• [TASK BRIEF] Each entry, as given, must be output unchanged.

• [SUPPLIED ENTRIES]
BEGIN

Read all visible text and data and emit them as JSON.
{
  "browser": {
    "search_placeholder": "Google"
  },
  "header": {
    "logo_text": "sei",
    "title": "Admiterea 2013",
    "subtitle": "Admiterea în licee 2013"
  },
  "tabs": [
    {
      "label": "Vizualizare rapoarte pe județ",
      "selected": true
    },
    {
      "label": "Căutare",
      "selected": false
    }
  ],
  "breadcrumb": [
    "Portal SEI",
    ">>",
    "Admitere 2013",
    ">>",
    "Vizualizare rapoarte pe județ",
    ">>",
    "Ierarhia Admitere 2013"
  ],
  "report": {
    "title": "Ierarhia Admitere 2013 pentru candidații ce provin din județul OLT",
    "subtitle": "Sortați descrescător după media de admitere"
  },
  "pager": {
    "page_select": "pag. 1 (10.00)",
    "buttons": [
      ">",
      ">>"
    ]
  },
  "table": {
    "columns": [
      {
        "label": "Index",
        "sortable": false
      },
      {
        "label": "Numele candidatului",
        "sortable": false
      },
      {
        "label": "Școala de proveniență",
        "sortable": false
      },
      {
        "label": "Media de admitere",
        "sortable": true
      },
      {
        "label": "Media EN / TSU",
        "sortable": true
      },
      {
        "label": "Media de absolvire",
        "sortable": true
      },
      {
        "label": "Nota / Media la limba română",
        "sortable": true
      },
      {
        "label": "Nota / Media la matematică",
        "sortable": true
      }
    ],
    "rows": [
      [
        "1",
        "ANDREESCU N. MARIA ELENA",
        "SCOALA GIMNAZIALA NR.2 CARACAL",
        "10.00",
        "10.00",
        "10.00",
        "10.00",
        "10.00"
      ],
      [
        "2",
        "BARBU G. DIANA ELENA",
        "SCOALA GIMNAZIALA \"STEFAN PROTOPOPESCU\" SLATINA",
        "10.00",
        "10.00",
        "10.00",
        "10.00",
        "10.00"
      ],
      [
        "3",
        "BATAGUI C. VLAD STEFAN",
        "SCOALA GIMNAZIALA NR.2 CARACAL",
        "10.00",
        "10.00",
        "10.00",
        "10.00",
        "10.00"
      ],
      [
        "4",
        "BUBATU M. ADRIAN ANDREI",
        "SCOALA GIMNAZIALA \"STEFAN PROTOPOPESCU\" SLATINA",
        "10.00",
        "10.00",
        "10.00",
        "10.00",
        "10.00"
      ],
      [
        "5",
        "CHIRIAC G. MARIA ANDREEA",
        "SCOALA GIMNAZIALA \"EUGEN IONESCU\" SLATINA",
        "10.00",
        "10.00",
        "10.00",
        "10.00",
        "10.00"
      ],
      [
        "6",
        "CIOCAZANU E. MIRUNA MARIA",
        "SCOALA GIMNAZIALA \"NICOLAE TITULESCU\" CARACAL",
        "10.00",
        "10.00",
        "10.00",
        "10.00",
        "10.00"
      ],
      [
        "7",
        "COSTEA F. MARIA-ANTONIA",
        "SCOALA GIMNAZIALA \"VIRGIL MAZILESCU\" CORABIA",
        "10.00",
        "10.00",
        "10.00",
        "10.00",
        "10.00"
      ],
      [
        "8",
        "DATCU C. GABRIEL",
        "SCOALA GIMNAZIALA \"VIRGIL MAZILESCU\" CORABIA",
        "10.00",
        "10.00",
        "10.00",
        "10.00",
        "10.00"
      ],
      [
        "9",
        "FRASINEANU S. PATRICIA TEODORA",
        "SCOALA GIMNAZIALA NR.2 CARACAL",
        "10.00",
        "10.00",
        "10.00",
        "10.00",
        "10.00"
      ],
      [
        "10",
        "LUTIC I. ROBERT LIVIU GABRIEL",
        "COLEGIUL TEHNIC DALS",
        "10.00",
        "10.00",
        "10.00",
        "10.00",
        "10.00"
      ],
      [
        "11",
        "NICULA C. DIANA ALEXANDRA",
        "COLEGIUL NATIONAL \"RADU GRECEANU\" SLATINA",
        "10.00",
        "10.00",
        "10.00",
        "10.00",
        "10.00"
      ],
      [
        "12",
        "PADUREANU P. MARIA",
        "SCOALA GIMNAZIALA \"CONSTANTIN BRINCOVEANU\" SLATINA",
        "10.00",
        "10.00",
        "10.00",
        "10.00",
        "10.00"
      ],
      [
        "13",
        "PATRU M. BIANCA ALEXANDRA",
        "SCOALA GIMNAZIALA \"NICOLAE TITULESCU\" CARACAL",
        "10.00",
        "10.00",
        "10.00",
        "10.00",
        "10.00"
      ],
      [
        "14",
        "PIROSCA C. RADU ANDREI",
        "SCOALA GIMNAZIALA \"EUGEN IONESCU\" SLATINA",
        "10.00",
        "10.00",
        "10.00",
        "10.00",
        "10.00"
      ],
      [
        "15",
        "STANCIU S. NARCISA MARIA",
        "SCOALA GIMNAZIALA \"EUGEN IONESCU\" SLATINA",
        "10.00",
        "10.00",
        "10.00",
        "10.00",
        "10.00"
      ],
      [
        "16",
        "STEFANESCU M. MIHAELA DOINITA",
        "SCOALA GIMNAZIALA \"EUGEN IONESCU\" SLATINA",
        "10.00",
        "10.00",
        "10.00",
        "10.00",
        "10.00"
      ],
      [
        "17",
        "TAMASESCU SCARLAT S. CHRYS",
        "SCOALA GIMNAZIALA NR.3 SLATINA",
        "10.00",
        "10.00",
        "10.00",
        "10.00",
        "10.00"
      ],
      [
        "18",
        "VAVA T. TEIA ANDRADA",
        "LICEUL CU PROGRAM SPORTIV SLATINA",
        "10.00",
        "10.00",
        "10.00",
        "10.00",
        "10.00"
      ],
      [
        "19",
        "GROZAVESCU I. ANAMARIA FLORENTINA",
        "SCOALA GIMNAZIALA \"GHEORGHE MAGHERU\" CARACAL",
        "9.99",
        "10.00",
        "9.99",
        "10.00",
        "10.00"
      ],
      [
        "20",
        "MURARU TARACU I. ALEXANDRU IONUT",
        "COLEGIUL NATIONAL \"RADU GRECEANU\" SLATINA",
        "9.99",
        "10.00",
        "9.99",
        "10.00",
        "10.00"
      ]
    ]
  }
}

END

• [OUTPUT BELOW]
Read all visible text and data and emit them as JSON.
{
  "browser": {
    "search_placeholder": "Google"
  },
  "header": {
    "logo_text": "sei",
    "title": "Admiterea 2013",
    "subtitle": "Admiterea în licee 2013"
  },
  "tabs": [
    {
      "label": "Vizualizare rapoarte pe județ",
      "selected": true
    },
    {
      "label": "Căutare",
      "selected": false
    }
  ],
  "breadcrumb": [
    "Portal SEI",
    ">>",
    "Admitere 2013",
    ">>",
    "Vizualizare rapoarte pe județ",
    ">>",
    "Ierarhia Admitere 2013"
  ],
  "report": {
    "title": "Ierarhia Admitere 2013 pentru candidații ce provin din județul OLT",
    "subtitle": "Sortați descrescător după media de admitere"
  },
  "pager": {
    "page_select": "pag. 1 (10.00)",
    "buttons": [
      ">",
      ">>"
    ]
  },
  "table": {
    "columns": [
      {
        "label": "Index",
        "sortable": false
      },
      {
        "label": "Numele candidatului",
        "sortable": false
      },
      {
        "label": "Școala de proveniență",
        "sortable": false
      },
      {
        "label": "Media de admitere",
        "sortable": true
      },
      {
        "label": "Media EN / TSU",
        "sortable": true
      },
      {
        "label": "Media de absolvire",
        "sortable": true
      },
      {
        "label": "Nota / Media la limba română",
        "sortable": true
      },
      {
        "label": "Nota / Media la matematică",
        "sortable": true
      }
    ],
    "rows": [
      [
        "1",
        "ANDREESCU N. MARIA ELENA",
        "SCOALA GIMNAZIALA NR.2 CARACAL",
        "10.00",
        "10.00",
        "10.00",
        "10.00",
        "10.00"
      ],
      [
        "2",
        "BARBU G. DIANA ELENA",
        "SCOALA GIMNAZIALA \"STEFAN PROTOPOPESCU\" SLATINA",
        "10.00",
        "10.00",
        "10.00",
        "10.00",
        "10.00"
      ],
      [
        "3",
        "BATAGUI C. VLAD STEFAN",
        "SCOALA GIMNAZIALA NR.2 CARACAL",
        "10.00",
        "10.00",
        "10.00",
        "10.00",
        "10.00"
      ],
      [
        "4",
        "BUBATU M. ADRIAN ANDREI",
        "SCOALA GIMNAZIALA \"STEFAN PROTOPOPESCU\" SLATINA",
        "10.00",
        "10.00",
        "10.00",
        "10.00",
        "10.00"
      ],
      [
        "5",
        "CHIRIAC G. MARIA ANDREEA",
        "SCOALA GIMNAZIALA \"EUGEN IONESCU\" SLATINA",
        "10.00",
        "10.00",
        "10.00",
        "10.00",
        "10.00"
      ],
      [
        "6",
        "CIOCAZANU E. MIRUNA MARIA",
        "SCOALA GIMNAZIALA \"NICOLAE TITULESCU\" CARACAL",
        "10.00",
        "10.00",
        "10.00",
        "10.00",
        "10.00"
      ],
      [
        "7",
        "COSTEA F. MARIA-ANTONIA",
        "SCOALA GIMNAZIALA \"VIRGIL MAZILESCU\" CORABIA",
        "10.00",
        "10.00",
        "10.00",
        "10.00",
        "10.00"
      ],
      [
        "8",
        "DATCU C. GABRIEL",
        "SCOALA GIMNAZIALA \"VIRGIL MAZILESCU\" CORABIA",
        "10.00",
        "10.00",
        "10.00",
        "10.00",
        "10.00"
      ],
      [
        "9",
        "FRASINEANU S. PATRICIA TEODORA",
        "SCOALA GIMNAZIALA NR.2 CARACAL",
        "10.00",
        "10.00",
        "10.00",
        "10.00",
        "10.00"
      ],
      [
        "10",
        "LUTIC I. ROBERT LIVIU GABRIEL",
        "COLEGIUL TEHNIC DALS",
        "10.00",
        "10.00",
        "10.00",
        "10.00",
        "10.00"
      ],
      [
        "11",
        "NICULA C. DIANA ALEXANDRA",
        "COLEGIUL NATIONAL \"RADU GRECEANU\" SLATINA",
        "10.00",
        "10.00",
        "10.00",
        "10.00",
        "10.00"
      ],
      [
        "12",
        "PADUREANU P. MARIA",
        "SCOALA GIMNAZIALA \"CONSTANTIN BRINCOVEANU\" SLATINA",
        "10.00",
        "10.00",
        "10.00",
        "10.00",
        "10.00"
      ],
      [
        "13",
        "PATRU M. BIANCA ALEXANDRA",
        "SCOALA GIMNAZIALA \"NICOLAE TITULESCU\" CARACAL",
        "10.00",
        "10.00",
        "10.00",
        "10.00",
        "10.00"
      ],
      [
        "14",
        "PIROSCA C. RADU ANDREI",
        "SCOALA GIMNAZIALA \"EUGEN IONESCU\" SLATINA",
        "10.00",
        "10.00",
        "10.00",
        "10.00",
        "10.00"
      ],
      [
        "15",
        "STANCIU S. NARCISA MARIA",
        "SCOALA GIMNAZIALA \"EUGEN IONESCU\" SLATINA",
        "10.00",
        "10.00",
        "10.00",
        "10.00",
        "10.00"
      ],
      [
        "16",
        "STEFANESCU M. MIHAELA DOINITA",
        "SCOALA GIMNAZIALA \"EUGEN IONESCU\" SLATINA",
        "10.00",
        "10.00",
        "10.00",
        "10.00",
        "10.00"
      ],
      [
        "17",
        "TAMASESCU SCARLAT S. CHRYS",
        "SCOALA GIMNAZIALA NR.3 SLATINA",
        "10.00",
        "10.00",
        "10.00",
        "10.00",
        "10.00"
      ],
      [
        "18",
        "VAVA T. TEIA ANDRADA",
        "LICEUL CU PROGRAM SPORTIV SLATINA",
        "10.00",
        "10.00",
        "10.00",
        "10.00",
        "10.00"
      ],
      [
        "19",
        "GROZAVESCU I. ANAMARIA FLORENTINA",
        "SCOALA GIMNAZIALA \"GHEORGHE MAGHERU\" CARACAL",
        "9.99",
        "10.00",
        "9.99",
        "10.00",
        "10.00"
      ],
      [
        "20",
        "MURARU TARACU I. ALEXANDRU IONUT",
        "COLEGIUL NATIONAL \"RADU GRECEANU\" SLATINA",
        "9.99",
        "10.00",
        "9.99",
        "10.00",
        "10.00"
      ]
    ]
  }
}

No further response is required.